On Christmas Day, my parents, brother, and I packed into a car and drove to Las Vegas. There was an agreement between my mother and I that we could go to Vegas on the sole condition I don’t take a train from Los Angeles back to New York; it’s always been my dream to travel across the country by rail, but my mom insisted I should spend more time with them. Family aside, potentially gambling away an entire paycheck was an incentive in spite of what I’d consider an enlightening, beautiful, and long trip back to Brooklyn.
During the 3-hour drive, I chose to be behind the wheel; I missed driving ever since I moved to the public transportation-friendly metropolis of NYC, and my brother — for somewhat understandable reasons — wanted to work on his laptop in the passenger seat. That three hour drive ultimately turned into a six hour trip: traffic on the California highways is horrible as fuck, not to mention that every ramp into Las Vegas proper was congested with out-of-state weirdos who also decided that gambling on Christmas Day was a great, wholesome idea.

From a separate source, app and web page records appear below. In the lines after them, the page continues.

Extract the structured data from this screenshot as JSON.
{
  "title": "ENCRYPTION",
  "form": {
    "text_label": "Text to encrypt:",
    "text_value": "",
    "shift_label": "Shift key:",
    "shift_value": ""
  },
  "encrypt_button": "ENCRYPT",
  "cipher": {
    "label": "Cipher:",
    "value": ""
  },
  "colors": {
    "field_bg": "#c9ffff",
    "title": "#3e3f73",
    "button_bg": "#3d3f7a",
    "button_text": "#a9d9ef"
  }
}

After maneuvering my way through Vegas traffic, we arrived at the Rio Hotel and Casino just outside The Strip. My mom encouraged the four of us to register to Rio’s Total Rewards club, but as luck (ha) would have it, my brother had banned himself from all Ceasar’s/Harrah’s casinos nationwide several years ago. As soon as he tried to register with his driver’s license, security was alerted and were ready to escort him out. Since we already reserved our rooms a couple of months before, we pleaded with security and the hotel staff to stay, on the condition that my brother does not play on the casino floor. Of course, this frustrated me a bit since I promised my brother that I would not gamble without him nearby, and this simply meant that we couldn’t fucking play in the hotel we were fucking staying at.
Still, fortune was on our side: in yet another unexpected twist, the Rio ran out of their standard rooms (like seriously, what’s the point of a reservation?). However, as compensation for overbooking their facilities, they were gracious enough to give us a single luxury suite with all the amenities: a king-sized bed, couch, kitchenette, a view of the mountains, 2 bathrooms, and access to the spa.
After dropping off our luggage, we drove to New York New York, where I wanted my family to try out Vegas’ Shake Shack outpost. They enjoyed the burgers — which are as comparable to In-N-Out’s, but only more expensive — and for the first time ever, I was comfortable enough to drink and carry a beer around my relatively conservative parents. We then did a little bit of gambling inside New York New York. I ended up losing about $20 in video roulette, but my parents collectively won $30.
We stuck around for about an hour and a half, and my parents decided they needed to go to bed. My family and I returned to the hotel, but my brother and I were still game to gamble a bit more. Since my brother couldn’t play at the Rio, we went across the street to the Gold Coast casino. It was there that I profited $150 on the Walking Dead slot machine. Let me tell you, I love the show, I love the comics, and I love the interactivity of the game: the graphics were cool, and you sat on a chair that vibrated each time you spun the wheel. It was like sitting on a giant N64 Rumble Pack.
The next day, I took my family out to Downtown Vegas, on Fremont Street. We had brunch at the Main Street Casino and walked around a bit, my insisting we take photos at every turn. I managed to win some extra cash at the Four Queens Casino, playing the Ghostbusters, Gremlins, and Sons of Anarchy themed penny slots. All my winnings eventually went towards the new DSLR that my parents and I split, so overall my third trip to Vegas was yet again successful. I showed restraint when it came to gambling (and that ultimately got me a few extra dollars in my wallet), plus I spent time with my fam.
Before we left, we walked around the Bellagio at my mom’s behest and took photos. We also hit up a few of the malls in and around Vegas — that mega-mall on The Strip that’s shaped like a circle of human suffering, and an outlet mall on the border of Nevada and California. It was at that outlet mall where I bought a coyote skull from a Native American. I think I’m going to put plants in its eye sockets.